RECORDS SUPPLIED Block Start

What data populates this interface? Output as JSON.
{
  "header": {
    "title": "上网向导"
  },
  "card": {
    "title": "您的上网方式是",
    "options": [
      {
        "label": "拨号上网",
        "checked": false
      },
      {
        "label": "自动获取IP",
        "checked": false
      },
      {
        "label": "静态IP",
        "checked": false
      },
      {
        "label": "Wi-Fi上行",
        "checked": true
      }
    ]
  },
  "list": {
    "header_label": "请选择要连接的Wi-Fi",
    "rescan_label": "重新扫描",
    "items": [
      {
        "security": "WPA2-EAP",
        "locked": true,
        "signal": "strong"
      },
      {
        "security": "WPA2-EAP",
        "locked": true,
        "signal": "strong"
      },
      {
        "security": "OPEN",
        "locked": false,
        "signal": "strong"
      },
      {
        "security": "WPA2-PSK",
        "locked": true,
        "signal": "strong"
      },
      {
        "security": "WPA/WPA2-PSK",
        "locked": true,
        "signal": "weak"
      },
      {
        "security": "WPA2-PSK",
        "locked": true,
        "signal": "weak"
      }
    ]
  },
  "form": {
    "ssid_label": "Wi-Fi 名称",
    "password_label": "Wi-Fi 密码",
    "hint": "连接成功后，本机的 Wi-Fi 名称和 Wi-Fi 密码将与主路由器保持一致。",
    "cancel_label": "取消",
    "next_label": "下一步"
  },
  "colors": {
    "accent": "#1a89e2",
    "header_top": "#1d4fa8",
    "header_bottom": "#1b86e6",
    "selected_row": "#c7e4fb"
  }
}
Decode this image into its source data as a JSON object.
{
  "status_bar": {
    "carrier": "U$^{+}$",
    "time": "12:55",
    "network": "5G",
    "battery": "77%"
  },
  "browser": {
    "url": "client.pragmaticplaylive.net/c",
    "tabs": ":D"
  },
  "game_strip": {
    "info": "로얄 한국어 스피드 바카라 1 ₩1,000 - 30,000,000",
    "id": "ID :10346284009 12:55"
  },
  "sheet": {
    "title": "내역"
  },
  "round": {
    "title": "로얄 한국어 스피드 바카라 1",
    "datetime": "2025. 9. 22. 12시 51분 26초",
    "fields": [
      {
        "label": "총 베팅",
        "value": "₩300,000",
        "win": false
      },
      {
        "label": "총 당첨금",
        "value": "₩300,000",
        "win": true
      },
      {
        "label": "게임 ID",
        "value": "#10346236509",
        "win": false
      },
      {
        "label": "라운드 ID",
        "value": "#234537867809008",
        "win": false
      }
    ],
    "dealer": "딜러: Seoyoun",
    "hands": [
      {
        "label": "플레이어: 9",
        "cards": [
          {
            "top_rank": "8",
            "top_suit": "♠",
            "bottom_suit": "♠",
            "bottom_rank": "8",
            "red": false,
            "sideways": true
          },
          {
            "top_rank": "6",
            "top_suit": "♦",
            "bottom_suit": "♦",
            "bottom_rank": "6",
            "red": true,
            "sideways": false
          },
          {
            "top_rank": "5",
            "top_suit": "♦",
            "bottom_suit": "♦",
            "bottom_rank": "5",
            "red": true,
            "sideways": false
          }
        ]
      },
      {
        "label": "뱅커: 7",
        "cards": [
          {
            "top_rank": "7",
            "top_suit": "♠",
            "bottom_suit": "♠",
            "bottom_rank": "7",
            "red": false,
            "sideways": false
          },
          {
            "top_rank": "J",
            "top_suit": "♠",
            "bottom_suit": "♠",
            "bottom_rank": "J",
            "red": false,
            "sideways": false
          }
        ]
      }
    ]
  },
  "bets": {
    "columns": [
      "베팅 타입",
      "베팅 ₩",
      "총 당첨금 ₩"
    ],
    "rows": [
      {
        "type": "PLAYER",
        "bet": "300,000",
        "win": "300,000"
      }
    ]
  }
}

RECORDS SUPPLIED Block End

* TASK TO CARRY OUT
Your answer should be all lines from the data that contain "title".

* EXERCISE SOLUTION
    "title": "上网向导"
    "title": "您的上网方式是",
    "title": "내역"
    "title": "로얄 한국어 스피드 바카라 1",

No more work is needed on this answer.